Tips on how to make learning how to read music on the guitar more interesting & fun:

- If the student is going through a  beginner guitar method book make sure to supplement it with a  book that has some familiar songs that he or she (the student) is familiar with. Learning to read the melodies of a pop or rock song that the student is familiar with will keep boredom from setting in. Hopefully this will keep the student motivated to stick with their reading studies and not give up on it so quickly.

Here are some book recommendations that the beginner guitarist can use in conjunction with their regular reading studies or method books.

1. Easy Pop Melodies for guitar book 1

2. More Easy Pop Melodies book 2

3. Even More Easy Pop Melodies book 3

Image courtesy of https:

 The advance stage of sight reading on the guitar:
Reading in Positions on the Guitar Fret Board
  Once the guitar student has mastered to read in open position on all 6 strings, it's time to move on and start to learn how to read on the other parts of the neck. This will be known as reading in a position or a certain part of the neck such as the 7th or 12th fret. Reading in positions on the guitar neck will have no open strings. Learning to read in different postions of the neck is also a great way to learn the names of the notes on the fret board.

Some advice if you are just starting to advance in this area with your reading abilities:

- Don't go crazy and try to read every position on the neck when you are staring out. 3 or 4 positions will do. The positions that I started out with were the 5th, 7th and 12th positions. After you get proficient enough with reading the notes in those positions you can move on to master other positions. (Tip: remember the 1st finger determines the position you will be reading in) So for example, if you are reading in A major in the 2nd position your pinky will start on the 5th fret of the 6th string. If you look at the tab below you can see the 1st finger will strike all the notes on the 2nd fret. So the rule is wherever your 1st finger hits 90 to 100 percent of the time will determine what position you are sight reading in. Sometimes you will have to accommodate a note that is not in the position by stretching out of position with either your 1st or 4th finger.  In the tab below the 4th finger in brackets is on the 4th string of the 6th fret which indicates the 4th finger will be stretching out of position.

 An excellent book that I highly recommend is:
Reading Studies for Guitar: Positions One Through Seven and Multi-Position Studies in All Keys By: William Leavitt
  It has studies and exercises that will help you get familiar with the first 7 positions on the neck. Once you get the hang of the first 7 positions, you should be able to figure out the 8th position and up on your own. I highly recommend this book because it's an excellent book that will help you improve reading and your ability to read in any of those 1st 7 positions on the guitar.
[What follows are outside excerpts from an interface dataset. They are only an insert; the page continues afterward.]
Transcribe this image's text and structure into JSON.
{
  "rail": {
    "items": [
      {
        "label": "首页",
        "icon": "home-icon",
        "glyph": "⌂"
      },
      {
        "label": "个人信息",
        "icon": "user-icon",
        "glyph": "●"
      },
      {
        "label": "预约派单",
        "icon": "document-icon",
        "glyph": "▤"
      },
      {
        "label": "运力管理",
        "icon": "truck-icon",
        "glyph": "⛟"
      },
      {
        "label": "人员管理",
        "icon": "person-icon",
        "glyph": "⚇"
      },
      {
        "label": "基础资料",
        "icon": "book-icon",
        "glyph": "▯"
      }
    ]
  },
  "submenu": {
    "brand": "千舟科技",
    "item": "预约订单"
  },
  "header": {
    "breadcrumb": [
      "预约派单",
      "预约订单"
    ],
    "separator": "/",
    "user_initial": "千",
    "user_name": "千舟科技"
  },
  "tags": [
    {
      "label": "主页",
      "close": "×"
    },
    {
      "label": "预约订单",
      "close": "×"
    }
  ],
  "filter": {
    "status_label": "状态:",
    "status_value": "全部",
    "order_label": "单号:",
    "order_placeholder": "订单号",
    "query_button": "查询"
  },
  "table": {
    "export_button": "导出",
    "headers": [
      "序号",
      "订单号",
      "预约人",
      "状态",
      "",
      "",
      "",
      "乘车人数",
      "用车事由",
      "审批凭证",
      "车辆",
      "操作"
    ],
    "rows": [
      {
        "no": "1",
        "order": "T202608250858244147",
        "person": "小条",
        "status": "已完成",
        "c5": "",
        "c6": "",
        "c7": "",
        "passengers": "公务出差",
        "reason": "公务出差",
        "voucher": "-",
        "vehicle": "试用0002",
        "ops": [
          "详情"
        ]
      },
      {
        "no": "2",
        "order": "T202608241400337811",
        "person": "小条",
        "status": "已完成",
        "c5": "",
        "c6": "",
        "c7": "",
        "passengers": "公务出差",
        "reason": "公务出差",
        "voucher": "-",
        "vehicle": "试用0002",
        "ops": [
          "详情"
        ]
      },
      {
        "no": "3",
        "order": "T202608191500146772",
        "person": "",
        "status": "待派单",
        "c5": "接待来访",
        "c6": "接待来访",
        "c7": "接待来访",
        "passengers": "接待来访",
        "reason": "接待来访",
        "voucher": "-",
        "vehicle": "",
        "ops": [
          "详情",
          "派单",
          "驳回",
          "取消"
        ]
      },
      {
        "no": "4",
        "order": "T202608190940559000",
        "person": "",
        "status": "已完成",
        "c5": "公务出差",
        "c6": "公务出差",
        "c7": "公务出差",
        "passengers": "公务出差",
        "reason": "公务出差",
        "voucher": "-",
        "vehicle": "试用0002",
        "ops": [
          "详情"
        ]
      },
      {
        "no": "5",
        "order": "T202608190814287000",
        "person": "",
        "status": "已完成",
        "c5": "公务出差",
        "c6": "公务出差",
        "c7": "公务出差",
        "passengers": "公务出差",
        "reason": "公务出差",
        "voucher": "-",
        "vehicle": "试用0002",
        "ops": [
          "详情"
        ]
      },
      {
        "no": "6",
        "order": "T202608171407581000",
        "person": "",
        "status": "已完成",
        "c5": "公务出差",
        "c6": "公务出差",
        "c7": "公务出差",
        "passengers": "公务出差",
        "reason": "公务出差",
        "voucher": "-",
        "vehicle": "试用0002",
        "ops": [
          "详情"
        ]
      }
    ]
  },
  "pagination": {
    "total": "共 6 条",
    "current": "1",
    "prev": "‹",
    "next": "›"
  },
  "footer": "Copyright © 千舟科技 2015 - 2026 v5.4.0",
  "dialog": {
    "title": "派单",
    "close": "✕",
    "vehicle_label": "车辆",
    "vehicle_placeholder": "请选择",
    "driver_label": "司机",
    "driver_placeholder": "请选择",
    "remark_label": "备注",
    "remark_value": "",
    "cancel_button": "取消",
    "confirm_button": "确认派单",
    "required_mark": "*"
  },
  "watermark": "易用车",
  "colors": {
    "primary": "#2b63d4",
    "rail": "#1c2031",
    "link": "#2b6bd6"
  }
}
   Once you have mastered and learned how to read in a few positions on the neck it is time to move on to the next step: Learning how to read melodically with a variety of syncopated rhythms. This will help you with many styles of music and learning how to read these types of rhythms should benefit your improvising skills also. Another book that will aid you in your development is: Melodic Rhythms for Guitar. This book is also written by Willam Leavitt. Don't forget to supplement your melodic and rhythmic development by finding other material to read. Sight reading jazz standards, Bossa Nova's, Latin and funk heads are other styles of  musical material that can help improve your reading. For metal or rock players you might want sight read violin studies which doesn't have much syncopated rhythms, but is great for learning how to read long eighth note lines and great for speed and technique.

   Hopefully this article will shed some light on how to get started with learning how to read on the guitar. The key thing you should take away from this is to make it interesting and fun. Try practicing your reading 15 to 30 minutes a day. Every few months try to introduce new material to keep boredom from setting.

The Guitar Trix & Tips Blog is associated with Guitar 6 School of Music